Unfortunately, we do not see any elephants, and can pull off quite unmolested. The gravelroad to Nanyuki will be much better. We can go up to  90 km / h. Here and there a little jump! Wonderfull.

After about 1600 miles, it is again so far. We have tar under the wheels. It has been 8 days since we left the tar in Yabello / Ethiopia. From here on we drive on paved roads to Nairobi. But we also quickly acquainted with the notorious Kenyan "Pottholes. After a week in Kenya, we are now driving in the capital Nairobi - my 11th Capital on this trip.

We will stay here for almost a week. Geoffray takes us warmly into his home, we met on Couchsurfing. The entry procedure for my Visa and for the Carnet de Passage are completed in a morning. I find a Yamaha workshop and instruct them to put my motorcycle in state and lead to an inspection. A new rim is not, unfortunately, raise, so I must order it from Germany.
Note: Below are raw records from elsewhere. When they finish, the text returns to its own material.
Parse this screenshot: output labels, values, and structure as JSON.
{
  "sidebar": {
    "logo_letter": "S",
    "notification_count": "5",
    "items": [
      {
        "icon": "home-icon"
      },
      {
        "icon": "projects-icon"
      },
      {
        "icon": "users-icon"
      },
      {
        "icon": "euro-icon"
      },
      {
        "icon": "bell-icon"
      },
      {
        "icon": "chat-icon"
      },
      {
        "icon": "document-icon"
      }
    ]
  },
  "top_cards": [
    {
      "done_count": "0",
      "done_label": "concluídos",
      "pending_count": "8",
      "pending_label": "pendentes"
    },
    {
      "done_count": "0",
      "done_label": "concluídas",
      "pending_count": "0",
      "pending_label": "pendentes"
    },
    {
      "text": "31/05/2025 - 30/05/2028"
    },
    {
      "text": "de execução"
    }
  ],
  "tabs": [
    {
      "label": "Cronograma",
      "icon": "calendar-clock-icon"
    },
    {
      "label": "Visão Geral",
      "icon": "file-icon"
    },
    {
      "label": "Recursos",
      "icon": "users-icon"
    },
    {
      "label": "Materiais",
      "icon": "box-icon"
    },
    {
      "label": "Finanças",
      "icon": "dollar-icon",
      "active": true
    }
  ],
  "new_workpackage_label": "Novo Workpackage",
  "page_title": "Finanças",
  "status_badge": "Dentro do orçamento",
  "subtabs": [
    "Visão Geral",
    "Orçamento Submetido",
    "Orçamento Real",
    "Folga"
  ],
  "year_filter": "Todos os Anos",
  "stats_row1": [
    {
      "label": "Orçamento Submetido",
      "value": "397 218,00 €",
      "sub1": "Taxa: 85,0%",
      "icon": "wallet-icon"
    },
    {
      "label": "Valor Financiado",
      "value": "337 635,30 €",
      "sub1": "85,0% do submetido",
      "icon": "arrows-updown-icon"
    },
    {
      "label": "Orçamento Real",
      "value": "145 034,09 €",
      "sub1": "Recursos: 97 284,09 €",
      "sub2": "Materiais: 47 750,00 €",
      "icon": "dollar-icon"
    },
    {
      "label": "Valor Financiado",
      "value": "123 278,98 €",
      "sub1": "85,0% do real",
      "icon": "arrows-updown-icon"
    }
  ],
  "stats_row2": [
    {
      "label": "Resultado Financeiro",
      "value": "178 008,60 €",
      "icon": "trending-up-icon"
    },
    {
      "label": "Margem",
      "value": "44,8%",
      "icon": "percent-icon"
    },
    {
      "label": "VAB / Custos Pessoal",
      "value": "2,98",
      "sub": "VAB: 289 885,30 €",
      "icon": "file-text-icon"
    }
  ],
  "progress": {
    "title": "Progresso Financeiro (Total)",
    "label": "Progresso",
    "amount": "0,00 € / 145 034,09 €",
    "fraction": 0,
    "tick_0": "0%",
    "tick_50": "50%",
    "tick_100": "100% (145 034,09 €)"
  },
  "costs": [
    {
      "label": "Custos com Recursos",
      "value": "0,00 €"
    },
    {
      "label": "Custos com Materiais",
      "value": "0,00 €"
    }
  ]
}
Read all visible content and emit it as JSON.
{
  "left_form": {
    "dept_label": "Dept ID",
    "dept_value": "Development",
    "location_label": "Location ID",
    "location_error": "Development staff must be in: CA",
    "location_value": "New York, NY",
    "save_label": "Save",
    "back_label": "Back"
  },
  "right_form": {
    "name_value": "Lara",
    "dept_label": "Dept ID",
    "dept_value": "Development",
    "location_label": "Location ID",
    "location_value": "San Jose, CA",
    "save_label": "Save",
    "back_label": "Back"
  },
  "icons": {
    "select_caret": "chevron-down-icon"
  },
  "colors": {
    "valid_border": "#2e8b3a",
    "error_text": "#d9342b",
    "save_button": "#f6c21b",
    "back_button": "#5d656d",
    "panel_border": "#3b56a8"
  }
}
For St. Patrick's Day we go to an Irish pub. Since we left europe we have not seen so many white people. Gwyn said it would be even more as in clubs in London. Nairobi shows itself to us as a very complex city. We see slums, white area, national park within sight of the city center, local markets and large shopping malls. On every corner one can get fast food, but we prefer to look for the small local kitchens. It appears that meat seems to be very important for the kenyan diet.

During we wait for my spare parts from home we will go to see the coast.